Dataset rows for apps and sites
↓
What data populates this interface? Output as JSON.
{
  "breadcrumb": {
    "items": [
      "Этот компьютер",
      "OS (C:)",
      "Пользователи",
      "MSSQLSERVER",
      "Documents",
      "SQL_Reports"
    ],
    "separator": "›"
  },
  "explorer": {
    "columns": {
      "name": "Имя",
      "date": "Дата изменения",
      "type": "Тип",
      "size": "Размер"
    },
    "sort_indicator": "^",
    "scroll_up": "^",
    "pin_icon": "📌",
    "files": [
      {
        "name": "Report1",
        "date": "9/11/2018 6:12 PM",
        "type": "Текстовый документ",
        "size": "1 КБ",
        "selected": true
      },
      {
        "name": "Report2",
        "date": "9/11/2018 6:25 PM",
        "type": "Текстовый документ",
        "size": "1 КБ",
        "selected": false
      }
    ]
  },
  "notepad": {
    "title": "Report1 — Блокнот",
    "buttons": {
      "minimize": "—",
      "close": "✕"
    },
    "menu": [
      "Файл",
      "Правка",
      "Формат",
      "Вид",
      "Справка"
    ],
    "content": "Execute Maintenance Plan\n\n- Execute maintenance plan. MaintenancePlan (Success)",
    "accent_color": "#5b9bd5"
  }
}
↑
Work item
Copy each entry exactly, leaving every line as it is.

Result
What data populates this interface? Output as JSON.
{
  "breadcrumb": {
    "items": [
      "Этот компьютер",
      "OS (C:)",
      "Пользователи",
      "MSSQLSERVER",
      "Documents",
      "SQL_Reports"
    ],
    "separator": "›"
  },
  "explorer": {
    "columns": {
      "name": "Имя",
      "date": "Дата изменения",
      "type": "Тип",
      "size": "Размер"
    },
    "sort_indicator": "^",
    "scroll_up": "^",
    "pin_icon": "📌",
    "files": [
      {
        "name": "Report1",
        "date": "9/11/2018 6:12 PM",
        "type": "Текстовый документ",
        "size": "1 КБ",
        "selected": true
      },
      {
        "name": "Report2",
        "date": "9/11/2018 6:25 PM",
        "type": "Текстовый документ",
        "size": "1 КБ",
        "selected": false
      }
    ]
  },
  "notepad": {
    "title": "Report1 — Блокнот",
    "buttons": {
      "minimize": "—",
      "close": "✕"
    },
    "menu": [
      "Файл",
      "Правка",
      "Формат",
      "Вид",
      "Справка"
    ],
    "content": "Execute Maintenance Plan\n\n- Execute maintenance plan. MaintenancePlan (Success)",
    "accent_color": "#5b9bd5"
  }
}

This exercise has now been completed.